Your goal: Scan the lines below for the word "prevclose". Copy each line you find it in.

Available data:

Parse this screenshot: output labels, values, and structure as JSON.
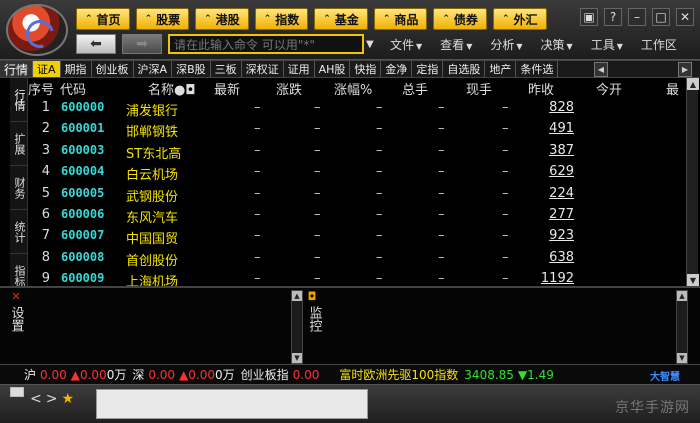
{
  "nav": {
    "buttons": [
      "首页",
      "股票",
      "港股",
      "指数",
      "基金",
      "商品",
      "债券",
      "外汇"
    ]
  },
  "toolbar": {
    "back_icon": "back-arrow-icon",
    "forward_icon": "forward-arrow-icon",
    "command_placeholder": "请在此输入命令  可以用\"*\"",
    "menus": [
      "文件",
      "查看",
      "分析",
      "决策",
      "工具",
      "工作区"
    ]
  },
  "tabs": {
    "first": "行情",
    "items": [
      "证A",
      "期指",
      "创业板",
      "沪深A",
      "深B股",
      "三板",
      "深权证",
      "证用",
      "AH股",
      "快指",
      "金净",
      "定指",
      "自选股",
      "地产",
      "条件选"
    ]
  },
  "side_tabs": [
    "行情",
    "扩展",
    "财务",
    "统计",
    "指标"
  ],
  "table": {
    "headers": [
      "序号",
      "代码",
      "名称●◘",
      "最新",
      "涨跌",
      "涨幅%",
      "总手",
      "现手",
      "昨收",
      "今开",
      "最"
    ],
    "rows": [
      {
        "seq": "1",
        "code": "600000",
        "name": "浦发银行",
        "prevclose": "828"
      },
      {
        "seq": "2",
        "code": "600001",
        "name": "邯郸钢铁",
        "prevclose": "491"
      },
      {
        "seq": "3",
        "code": "600003",
        "name": "ST东北高",
        "prevclose": "387"
      },
      {
        "seq": "4",
        "code": "600004",
        "name": "白云机场",
        "prevclose": "629"
      },
      {
        "seq": "5",
        "code": "600005",
        "name": "武钢股份",
        "prevclose": "224"
      },
      {
        "seq": "6",
        "code": "600006",
        "name": "东风汽车",
        "prevclose": "277"
      },
      {
        "seq": "7",
        "code": "600007",
        "name": "中国国贸",
        "prevclose": "923"
      },
      {
        "seq": "8",
        "code": "600008",
        "name": "首创股份",
        "prevclose": "638"
      },
      {
        "seq": "9",
        "code": "600009",
        "name": "上海机场",
        "prevclose": "1192"
      }
    ],
    "dash": "–"
  },
  "bottom": {
    "left_label": "设置",
    "right_label": "监控"
  },
  "status": {
    "sh_label": "沪",
    "sh_value": "0.00",
    "sh_change": "▲0.00",
    "sh_volume": "0万",
    "sz_label": "深",
    "sz_value": "0.00",
    "sz_change": "▲0.00",
    "sz_volume": "0万",
    "cyb_label": "创业板指",
    "cyb_value": "0.00",
    "ftse_label": "富时欧洲先驱100指数",
    "ftse_value": "3408.85",
    "ftse_change": "▼1.49",
    "brand": "大智慧"
  },
  "footer": {
    "nav_left": "<",
    "nav_right": ">",
    "star": "★",
    "watermark": "京华手游网"
  },
  "colors": {
    "accent_yellow": "#f4e300",
    "code_cyan": "#38d8d8",
    "up_red": "#ff3030",
    "down_green": "#30e030"
  }
}
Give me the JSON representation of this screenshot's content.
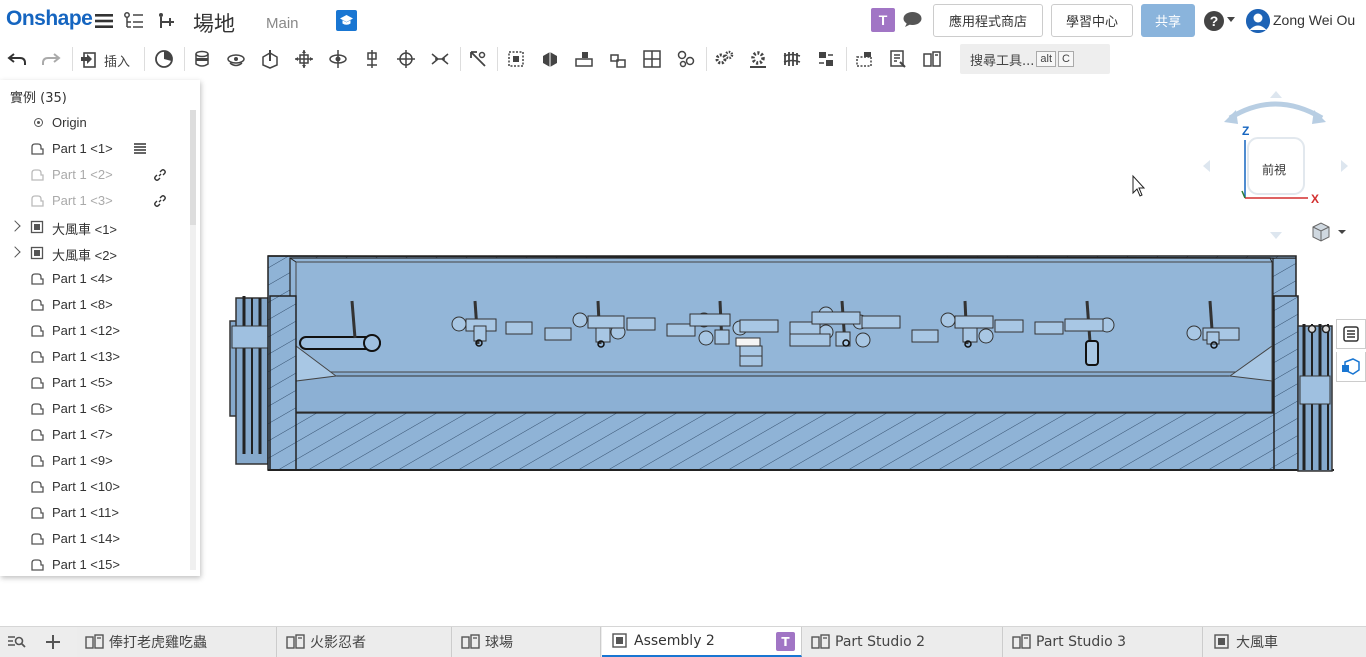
{
  "topbar": {
    "logo": "Onshape",
    "document_title": "場地",
    "workspace": "Main",
    "badge_letter": "T",
    "app_store_label": "應用程式商店",
    "learning_label": "學習中心",
    "share_label": "共享",
    "help_label": "?",
    "user_name": "Zong Wei Ou"
  },
  "toolbar": {
    "insert_label": "插入",
    "search_label": "搜尋工具...",
    "search_kbd1": "alt",
    "search_kbd2": "C"
  },
  "panel": {
    "title": "實例 (35)",
    "items": [
      {
        "label": "Origin",
        "type": "origin",
        "dim": false
      },
      {
        "label": "Part 1 <1>",
        "type": "part",
        "dim": false,
        "extra": "hatch-icon"
      },
      {
        "label": "Part 1 <2>",
        "type": "part",
        "dim": true,
        "extra": "link-icon"
      },
      {
        "label": "Part 1 <3>",
        "type": "part",
        "dim": true,
        "extra": "link-icon"
      },
      {
        "label": "大風車 <1>",
        "type": "assembly",
        "dim": false
      },
      {
        "label": "大風車 <2>",
        "type": "assembly",
        "dim": false
      },
      {
        "label": "Part 1 <4>",
        "type": "part",
        "dim": false
      },
      {
        "label": "Part 1 <8>",
        "type": "part",
        "dim": false
      },
      {
        "label": "Part 1 <12>",
        "type": "part",
        "dim": false
      },
      {
        "label": "Part 1 <13>",
        "type": "part",
        "dim": false
      },
      {
        "label": "Part 1 <5>",
        "type": "part",
        "dim": false
      },
      {
        "label": "Part 1 <6>",
        "type": "part",
        "dim": false
      },
      {
        "label": "Part 1 <7>",
        "type": "part",
        "dim": false
      },
      {
        "label": "Part 1 <9>",
        "type": "part",
        "dim": false
      },
      {
        "label": "Part 1 <10>",
        "type": "part",
        "dim": false
      },
      {
        "label": "Part 1 <11>",
        "type": "part",
        "dim": false
      },
      {
        "label": "Part 1 <14>",
        "type": "part",
        "dim": false
      },
      {
        "label": "Part 1 <15>",
        "type": "part",
        "dim": false
      }
    ]
  },
  "viewcube": {
    "face_label": "前視",
    "axis_z": "Z",
    "axis_x": "X"
  },
  "tabs": [
    {
      "label": "俸打老虎雞吃蟲",
      "active": false
    },
    {
      "label": "火影忍者",
      "active": false
    },
    {
      "label": "球場",
      "active": false
    },
    {
      "label": "Assembly 2",
      "active": true,
      "badge": "T"
    },
    {
      "label": "Part Studio 2",
      "active": false
    },
    {
      "label": "Part Studio 3",
      "active": false
    },
    {
      "label": "大風車",
      "active": false
    }
  ],
  "colors": {
    "brand": "#1565c0",
    "model_fill": "#8fb3d6",
    "model_edge": "#1a1a1a",
    "share_button": "#8ab4dc",
    "badge_purple": "#a175c5"
  }
}
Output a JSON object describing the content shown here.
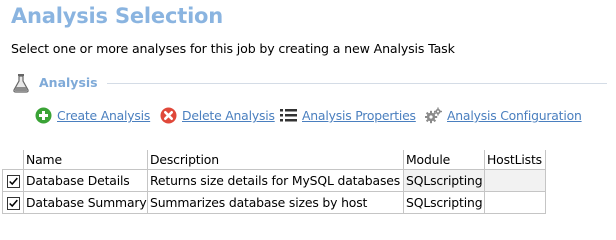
{
  "header": {
    "title": "Analysis Selection",
    "subtitle": "Select one or more analyses for this job by creating a new Analysis Task"
  },
  "section": {
    "label": "Analysis",
    "icon": "flask-icon"
  },
  "toolbar": {
    "create": {
      "label": "Create Analysis",
      "icon": "plus-circle-icon",
      "color": "#3aa336"
    },
    "delete": {
      "label": "Delete Analysis",
      "icon": "x-circle-icon",
      "color": "#e0483a"
    },
    "properties": {
      "label": "Analysis Properties",
      "icon": "list-icon"
    },
    "configuration": {
      "label": "Analysis Configuration",
      "icon": "gears-icon"
    }
  },
  "table": {
    "columns": [
      "Name",
      "Description",
      "Module",
      "HostLists"
    ],
    "rows": [
      {
        "checked": true,
        "name": "Database Details",
        "description": "Returns size details for MySQL databases",
        "module": "SQLscripting",
        "hostlists": ""
      },
      {
        "checked": true,
        "name": "Database Summary",
        "description": "Summarizes database sizes by host",
        "module": "SQLscripting",
        "hostlists": ""
      }
    ]
  },
  "colors": {
    "title": "#8ab4e0",
    "link": "#4a7fbf",
    "section_label": "#7faad8"
  }
}
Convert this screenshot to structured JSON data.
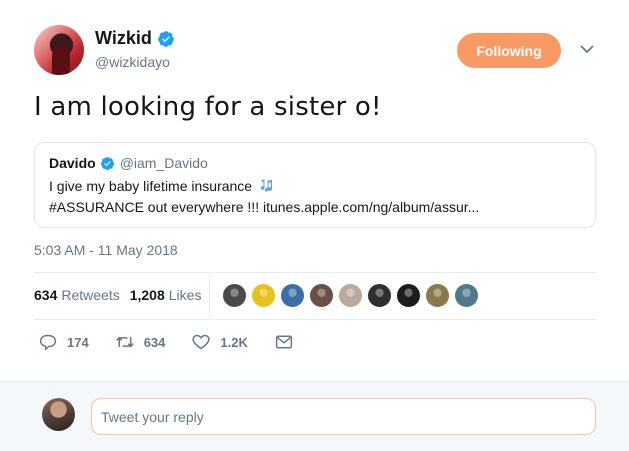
{
  "author": {
    "display_name": "Wizkid",
    "handle": "@wizkidayo",
    "verified_icon": "verified-badge-icon"
  },
  "follow_button": {
    "label": "Following",
    "color": "#f99a65"
  },
  "tweet_text": "I am looking for a sister o!",
  "quoted_tweet": {
    "display_name": "Davido",
    "handle": "@iam_Davido",
    "line1": "I give my baby lifetime insurance",
    "line1_icon": "musical-notes-icon",
    "line2": "#ASSURANCE out everywhere !!! itunes.apple.com/ng/album/assur..."
  },
  "timestamp": "5:03 AM - 11 May 2018",
  "stats": {
    "retweets_count": "634",
    "retweets_label": "Retweets",
    "likes_count": "1,208",
    "likes_label": "Likes"
  },
  "likers": [
    {
      "name": "liker-avatar-1",
      "color": "#4a4a4a"
    },
    {
      "name": "liker-avatar-2",
      "color": "#e8c11a"
    },
    {
      "name": "liker-avatar-3",
      "color": "#3a6ea5"
    },
    {
      "name": "liker-avatar-4",
      "color": "#6b4e45"
    },
    {
      "name": "liker-avatar-5",
      "color": "#b8a99a"
    },
    {
      "name": "liker-avatar-6",
      "color": "#2f2f2f"
    },
    {
      "name": "liker-avatar-7",
      "color": "#1c1c1c"
    },
    {
      "name": "liker-avatar-8",
      "color": "#8a7a4a"
    },
    {
      "name": "liker-avatar-9",
      "color": "#4f7a8a"
    }
  ],
  "actions": {
    "reply_count": "174",
    "retweet_count": "634",
    "like_count": "1.2K"
  },
  "reply": {
    "placeholder": "Tweet your reply"
  },
  "colors": {
    "accent": "#1da1f2",
    "muted_text": "#657786",
    "follow_orange": "#f99a65"
  }
}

Solution:
        "prevclose": "828"
        "prevclose": "491"
        "prevclose": "387"
        "prevclose": "629"
        "prevclose": "224"
        "prevclose": "277"
        "prevclose": "923"
        "prevclose": "638"
        "prevclose": "1192"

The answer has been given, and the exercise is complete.